▶ **The problem**
Set down, in full, every record in the block.

Segment Start: Supplied information

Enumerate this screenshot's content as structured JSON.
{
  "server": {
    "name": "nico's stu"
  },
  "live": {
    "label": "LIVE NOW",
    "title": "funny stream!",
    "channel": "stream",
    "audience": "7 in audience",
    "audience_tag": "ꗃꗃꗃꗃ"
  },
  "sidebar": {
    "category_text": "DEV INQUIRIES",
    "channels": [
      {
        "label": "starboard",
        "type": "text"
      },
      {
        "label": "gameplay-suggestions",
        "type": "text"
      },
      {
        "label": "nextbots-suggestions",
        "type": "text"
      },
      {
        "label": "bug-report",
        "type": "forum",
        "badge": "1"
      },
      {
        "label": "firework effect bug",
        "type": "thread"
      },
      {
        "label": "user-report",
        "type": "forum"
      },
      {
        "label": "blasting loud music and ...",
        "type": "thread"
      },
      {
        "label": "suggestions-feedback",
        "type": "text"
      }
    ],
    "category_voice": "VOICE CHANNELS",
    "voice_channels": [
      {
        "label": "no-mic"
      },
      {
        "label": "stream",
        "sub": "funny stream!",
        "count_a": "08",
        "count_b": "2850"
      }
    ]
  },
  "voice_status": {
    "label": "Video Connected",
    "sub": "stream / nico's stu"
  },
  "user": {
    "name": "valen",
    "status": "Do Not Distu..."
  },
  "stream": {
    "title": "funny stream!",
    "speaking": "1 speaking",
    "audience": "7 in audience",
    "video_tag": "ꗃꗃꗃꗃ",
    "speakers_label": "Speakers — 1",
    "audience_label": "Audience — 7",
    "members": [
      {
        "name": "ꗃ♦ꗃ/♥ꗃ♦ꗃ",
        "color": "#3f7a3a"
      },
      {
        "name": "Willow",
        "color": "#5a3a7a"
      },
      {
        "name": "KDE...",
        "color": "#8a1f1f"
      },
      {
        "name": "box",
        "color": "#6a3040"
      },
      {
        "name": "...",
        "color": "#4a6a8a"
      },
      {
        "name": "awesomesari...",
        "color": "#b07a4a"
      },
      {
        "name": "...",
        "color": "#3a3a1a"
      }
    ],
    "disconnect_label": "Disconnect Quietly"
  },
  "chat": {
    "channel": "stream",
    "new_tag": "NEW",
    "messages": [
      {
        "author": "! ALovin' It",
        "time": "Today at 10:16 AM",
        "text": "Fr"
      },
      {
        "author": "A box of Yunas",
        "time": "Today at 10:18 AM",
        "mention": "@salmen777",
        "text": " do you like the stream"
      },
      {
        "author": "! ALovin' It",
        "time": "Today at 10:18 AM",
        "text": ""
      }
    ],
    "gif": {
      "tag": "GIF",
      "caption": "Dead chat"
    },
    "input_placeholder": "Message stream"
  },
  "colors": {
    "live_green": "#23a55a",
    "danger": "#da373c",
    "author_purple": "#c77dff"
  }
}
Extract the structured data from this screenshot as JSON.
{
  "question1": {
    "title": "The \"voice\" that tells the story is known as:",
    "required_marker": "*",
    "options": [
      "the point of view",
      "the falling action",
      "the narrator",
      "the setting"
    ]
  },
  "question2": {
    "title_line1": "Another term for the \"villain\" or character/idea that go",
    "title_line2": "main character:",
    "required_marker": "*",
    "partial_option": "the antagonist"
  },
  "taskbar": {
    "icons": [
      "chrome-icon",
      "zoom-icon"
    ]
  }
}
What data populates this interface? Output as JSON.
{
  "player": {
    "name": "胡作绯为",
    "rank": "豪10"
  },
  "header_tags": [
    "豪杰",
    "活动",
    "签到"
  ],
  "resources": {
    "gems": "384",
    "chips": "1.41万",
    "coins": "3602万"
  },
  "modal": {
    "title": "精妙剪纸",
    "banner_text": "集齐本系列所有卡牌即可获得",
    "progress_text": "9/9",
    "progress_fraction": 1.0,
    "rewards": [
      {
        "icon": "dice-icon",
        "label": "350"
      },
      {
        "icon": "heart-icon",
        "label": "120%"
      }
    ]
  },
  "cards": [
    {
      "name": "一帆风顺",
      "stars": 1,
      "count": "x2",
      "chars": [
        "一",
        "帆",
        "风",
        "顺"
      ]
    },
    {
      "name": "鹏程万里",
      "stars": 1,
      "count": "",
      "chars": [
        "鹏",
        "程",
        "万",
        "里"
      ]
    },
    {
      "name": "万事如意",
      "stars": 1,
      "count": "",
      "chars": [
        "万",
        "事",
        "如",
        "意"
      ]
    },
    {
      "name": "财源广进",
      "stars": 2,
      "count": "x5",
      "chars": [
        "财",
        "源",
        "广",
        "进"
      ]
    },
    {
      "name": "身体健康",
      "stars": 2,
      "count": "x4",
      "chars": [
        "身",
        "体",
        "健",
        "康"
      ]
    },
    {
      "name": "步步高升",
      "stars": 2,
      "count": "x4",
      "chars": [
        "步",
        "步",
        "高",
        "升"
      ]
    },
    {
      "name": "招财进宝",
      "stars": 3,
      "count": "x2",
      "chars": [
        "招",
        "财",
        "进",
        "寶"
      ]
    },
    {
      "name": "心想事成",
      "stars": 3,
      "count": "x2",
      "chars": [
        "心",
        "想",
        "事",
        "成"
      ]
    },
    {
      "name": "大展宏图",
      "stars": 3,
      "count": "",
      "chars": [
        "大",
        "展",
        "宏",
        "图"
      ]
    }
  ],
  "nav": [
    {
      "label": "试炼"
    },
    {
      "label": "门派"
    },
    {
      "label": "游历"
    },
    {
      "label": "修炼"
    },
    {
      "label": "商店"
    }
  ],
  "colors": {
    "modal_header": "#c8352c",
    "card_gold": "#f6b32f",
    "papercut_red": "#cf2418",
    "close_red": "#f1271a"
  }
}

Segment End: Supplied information

▶ **Response to this exercise**
Enumerate this screenshot's content as structured JSON.
{
  "server": {
    "name": "nico's stu"
  },
  "live": {
    "label": "LIVE NOW",
    "title": "funny stream!",
    "channel": "stream",
    "audience": "7 in audience",
    "audience_tag": "ꗃꗃꗃꗃ"
  },
  "sidebar": {
    "category_text": "DEV INQUIRIES",
    "channels": [
      {
        "label": "starboard",
        "type": "text"
      },
      {
        "label": "gameplay-suggestions",
        "type": "text"
      },
      {
        "label": "nextbots-suggestions",
        "type": "text"
      },
      {
        "label": "bug-report",
        "type": "forum",
        "badge": "1"
      },
      {
        "label": "firework effect bug",
        "type": "thread"
      },
      {
        "label": "user-report",
        "type": "forum"
      },
      {
        "label": "blasting loud music and ...",
        "type": "thread"
      },
      {
        "label": "suggestions-feedback",
        "type": "text"
      }
    ],
    "category_voice": "VOICE CHANNELS",
    "voice_channels": [
      {
        "label": "no-mic"
      },
      {
        "label": "stream",
        "sub": "funny stream!",
        "count_a": "08",
        "count_b": "2850"
      }
    ]
  },
  "voice_status": {
    "label": "Video Connected",
    "sub": "stream / nico's stu"
  },
  "user": {
    "name": "valen",
    "status": "Do Not Distu..."
  },
  "stream": {
    "title": "funny stream!",
    "speaking": "1 speaking",
    "audience": "7 in audience",
    "video_tag": "ꗃꗃꗃꗃ",
    "speakers_label": "Speakers — 1",
    "audience_label": "Audience — 7",
    "members": [
      {
        "name": "ꗃ♦ꗃ/♥ꗃ♦ꗃ",
        "color": "#3f7a3a"
      },
      {
        "name": "Willow",
        "color": "#5a3a7a"
      },
      {
        "name": "KDE...",
        "color": "#8a1f1f"
      },
      {
        "name": "box",
        "color": "#6a3040"
      },
      {
        "name": "...",
        "color": "#4a6a8a"
      },
      {
        "name": "awesomesari...",
        "color": "#b07a4a"
      },
      {
        "name": "...",
        "color": "#3a3a1a"
      }
    ],
    "disconnect_label": "Disconnect Quietly"
  },
  "chat": {
    "channel": "stream",
    "new_tag": "NEW",
    "messages": [
      {
        "author": "! ALovin' It",
        "time": "Today at 10:16 AM",
        "text": "Fr"
      },
      {
        "author": "A box of Yunas",
        "time": "Today at 10:18 AM",
        "mention": "@salmen777",
        "text": " do you like the stream"
      },
      {
        "author": "! ALovin' It",
        "time": "Today at 10:18 AM",
        "text": ""
      }
    ],
    "gif": {
      "tag": "GIF",
      "caption": "Dead chat"
    },
    "input_placeholder": "Message stream"
  },
  "colors": {
    "live_green": "#23a55a",
    "danger": "#da373c",
    "author_purple": "#c77dff"
  }
}
Extract the structured data from this screenshot as JSON.
{
  "question1": {
    "title": "The \"voice\" that tells the story is known as:",
    "required_marker": "*",
    "options": [
      "the point of view",
      "the falling action",
      "the narrator",
      "the setting"
    ]
  },
  "question2": {
    "title_line1": "Another term for the \"villain\" or character/idea that go",
    "title_line2": "main character:",
    "required_marker": "*",
    "partial_option": "the antagonist"
  },
  "taskbar": {
    "icons": [
      "chrome-icon",
      "zoom-icon"
    ]
  }
}
What data populates this interface? Output as JSON.
{
  "player": {
    "name": "胡作绯为",
    "rank": "豪10"
  },
  "header_tags": [
    "豪杰",
    "活动",
    "签到"
  ],
  "resources": {
    "gems": "384",
    "chips": "1.41万",
    "coins": "3602万"
  },
  "modal": {
    "title": "精妙剪纸",
    "banner_text": "集齐本系列所有卡牌即可获得",
    "progress_text": "9/9",
    "progress_fraction": 1.0,
    "rewards": [
      {
        "icon": "dice-icon",
        "label": "350"
      },
      {
        "icon": "heart-icon",
        "label": "120%"
      }
    ]
  },
  "cards": [
    {
      "name": "一帆风顺",
      "stars": 1,
      "count": "x2",
      "chars": [
        "一",
        "帆",
        "风",
        "顺"
      ]
    },
    {
      "name": "鹏程万里",
      "stars": 1,
      "count": "",
      "chars": [
        "鹏",
        "程",
        "万",
        "里"
      ]
    },
    {
      "name": "万事如意",
      "stars": 1,
      "count": "",
      "chars": [
        "万",
        "事",
        "如",
        "意"
      ]
    },
    {
      "name": "财源广进",
      "stars": 2,
      "count": "x5",
      "chars": [
        "财",
        "源",
        "广",
        "进"
      ]
    },
    {
      "name": "身体健康",
      "stars": 2,
      "count": "x4",
      "chars": [
        "身",
        "体",
        "健",
        "康"
      ]
    },
    {
      "name": "步步高升",
      "stars": 2,
      "count": "x4",
      "chars": [
        "步",
        "步",
        "高",
        "升"
      ]
    },
    {
      "name": "招财进宝",
      "stars": 3,
      "count": "x2",
      "chars": [
        "招",
        "财",
        "进",
        "寶"
      ]
    },
    {
      "name": "心想事成",
      "stars": 3,
      "count": "x2",
      "chars": [
        "心",
        "想",
        "事",
        "成"
      ]
    },
    {
      "name": "大展宏图",
      "stars": 3,
      "count": "",
      "chars": [
        "大",
        "展",
        "宏",
        "图"
      ]
    }
  ],
  "nav": [
    {
      "label": "试炼"
    },
    {
      "label": "门派"
    },
    {
      "label": "游历"
    },
    {
      "label": "修炼"
    },
    {
      "label": "商店"
    }
  ],
  "colors": {
    "modal_header": "#c8352c",
    "card_gold": "#f6b32f",
    "papercut_red": "#cf2418",
    "close_red": "#f1271a"
  }
}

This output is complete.